Investors and analysts reacted quickly to the potential legislative defeat of President Biden's Build Back Better Act. Yet, history says it is too early to write off the passage of significant legislation because it defines a presidency.
In 1993, then-President Bill Clinton faced a similar fight over his budget bill, which included a mix of spending cuts and tax increases aimed to reduce the budget deficit by roughly $500 billion over the next five years.
Similar to today, Republicans were strongly opposed to the legislation, arguing it would do little to reduce the federal deficit and undermine the economy with a list of new taxes. Most Democrats, who had the majority in the Senate 56 to 44, expressed lukewarm support of the legislation but decided to support it only because it was the only viable alternative of doing nothing.
But the final vote was in doubt until Senator Bob Kerry (Democrat-Nebraska) ended weeks of negotiations by saying he would cast a vote in favor of the legislation. Senator Kerry felt the pressure of the moment, stating on the floor of the Senate, "President Clinton, if you are watching now, as I suspect you are, I tell you this: I could not and should not cast a vote that brings down your presidency . . . ,"
In the end, Clinton's budget bill passed the Senate by a vote of 51 to 50, with Vice President Gore casting the deciding vote. With the Senate evenly split today (50 Republicans and 48 Democrats and two independents who caucus with the Democrats), it would require a vote by Vice President Kamala Harris to pass the Build Back Better Act.

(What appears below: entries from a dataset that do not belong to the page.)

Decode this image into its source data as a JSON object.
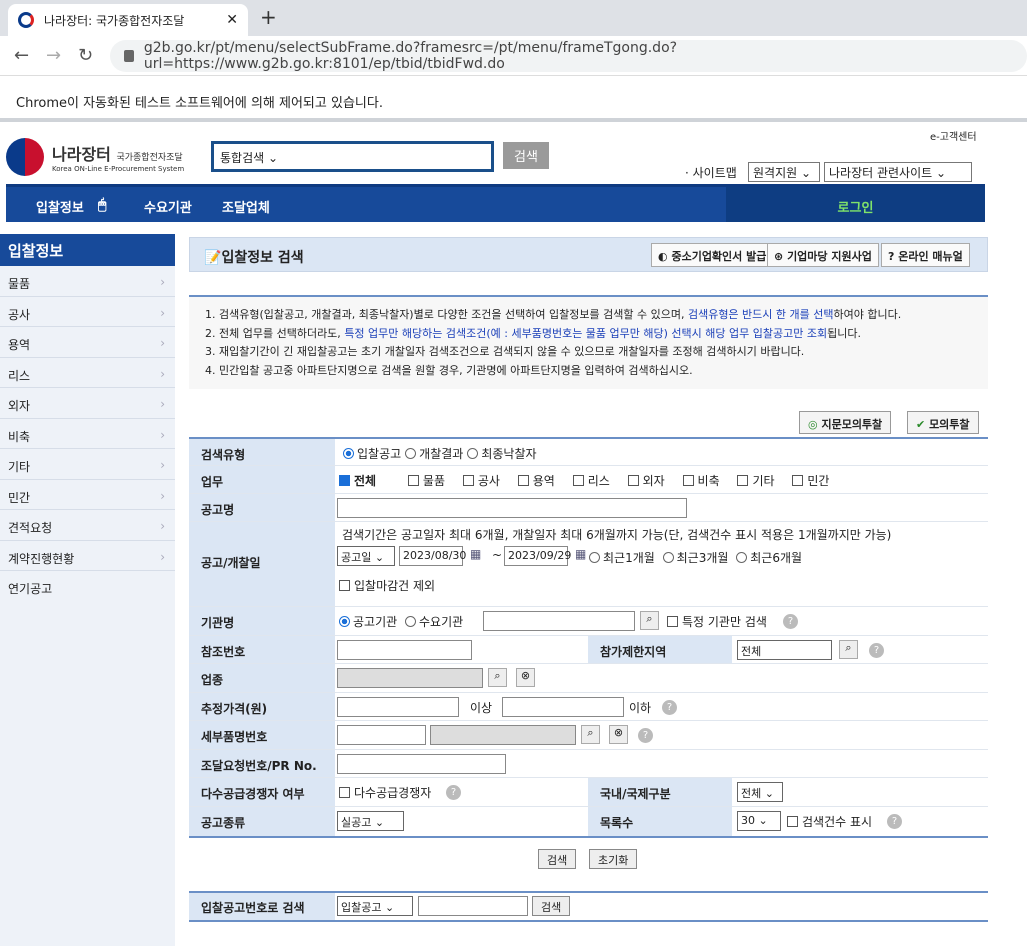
{
  "browser": {
    "tab_title": "나라장터: 국가종합전자조달",
    "url": "g2b.go.kr/pt/menu/selectSubFrame.do?framesrc=/pt/menu/frameTgong.do?url=https://www.g2b.go.kr:8101/ep/tbid/tbidFwd.do",
    "infobar": "Chrome이 자동화된 테스트 소프트웨어에 의해 제어되고 있습니다."
  },
  "header": {
    "logo_main": "나라장터",
    "logo_sub": "국가종합전자조달",
    "logo_en": "Korea ON-Line E-Procurement System",
    "search_select": "통합검색",
    "search_button": "검색",
    "customer_center": "e-고객센터",
    "sitemap": "· 사이트맵",
    "remote_select": "원격지원",
    "related_select": "나라장터 관련사이트"
  },
  "gnb": {
    "items": [
      "입찰정보",
      "수요기관",
      "조달업체"
    ],
    "login": "로그인"
  },
  "lnb": {
    "title": "입찰정보",
    "items": [
      "물품",
      "공사",
      "용역",
      "리스",
      "외자",
      "비축",
      "기타",
      "민간",
      "견적요청",
      "계약진행현황",
      "연기공고"
    ]
  },
  "page": {
    "title": "입찰정보 검색",
    "buttons": [
      "중소기업확인서 발급",
      "기업마당 지원사업",
      "온라인 매뉴얼"
    ]
  },
  "notice": {
    "line1a": "1. 검색유형(입찰공고, 개찰결과, 최종낙찰자)별로 다양한 조건을 선택하여 입찰정보를 검색할 수 있으며, ",
    "line1b": "검색유형은 반드시 한 개를 선택",
    "line1c": "하여야 합니다.",
    "line2a": "2. 전체 업무를 선택하더라도, ",
    "line2b": "특정 업무만 해당하는 검색조건(예 : 세부품명번호는 물품 업무만 해당) 선택시 해당 업무 입찰공고만 조회",
    "line2c": "됩니다.",
    "line3": "3. 재입찰기간이 긴 재입찰공고는 초기 개찰일자 검색조건으로 검색되지 않을 수 있으므로 개찰일자를 조정해 검색하시기 바랍니다.",
    "line4": "4. 민간입찰 공고중 아파트단지명으로 검색을 원할 경우, 기관명에 아파트단지명을 입력하여 검색하십시오."
  },
  "actions": {
    "fingerprint": "지문모의투찰",
    "mock": "모의투찰"
  },
  "form": {
    "search_type": {
      "label": "검색유형",
      "options": [
        "입찰공고",
        "개찰결과",
        "최종낙찰자"
      ]
    },
    "work": {
      "label": "업무",
      "options": [
        "전체",
        "물품",
        "공사",
        "용역",
        "리스",
        "외자",
        "비축",
        "기타",
        "민간"
      ]
    },
    "notice_name": {
      "label": "공고명",
      "value": ""
    },
    "period": {
      "label": "공고/개찰일",
      "note": "검색기간은 공고일자 최대 6개월, 개찰일자 최대 6개월까지 가능(단, 검색건수 표시 적용은 1개월까지만 가능)",
      "date_type": "공고일",
      "from": "2023/08/30",
      "tilde": "~",
      "to": "2023/09/29",
      "quick": [
        "최근1개월",
        "최근3개월",
        "최근6개월"
      ],
      "exclude_closed": "입찰마감건 제외"
    },
    "agency": {
      "label": "기관명",
      "options": [
        "공고기관",
        "수요기관"
      ],
      "specific": "특정 기관만 검색"
    },
    "ref_no": {
      "label": "참조번호"
    },
    "region": {
      "label": "참가제한지역",
      "value": "전체"
    },
    "industry": {
      "label": "업종"
    },
    "price": {
      "label": "추정가격(원)",
      "above": "이상",
      "below": "이하"
    },
    "detail_no": {
      "label": "세부품명번호"
    },
    "pr_no": {
      "label": "조달요청번호/PR No."
    },
    "multi_supply": {
      "label": "다수공급경쟁자 여부",
      "check": "다수공급경쟁자"
    },
    "intl": {
      "label": "국내/국제구분",
      "value": "전체"
    },
    "notice_kind": {
      "label": "공고종류",
      "value": "실공고"
    },
    "list_count": {
      "label": "목록수",
      "value": "30",
      "show_count": "검색건수 표시"
    }
  },
  "buttons": {
    "search": "검색",
    "reset": "초기화"
  },
  "bid_no_search": {
    "label": "입찰공고번호로 검색",
    "select": "입찰공고",
    "button": "검색"
  }
}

Senator Manchin finds himself in the same "hot seat." I would be willing to bet Mr. Manchin will ultimately reach a compromise with President Biden in early 2022 since he too would not want to be responsible for defeating defining legislation of Biden's presidency.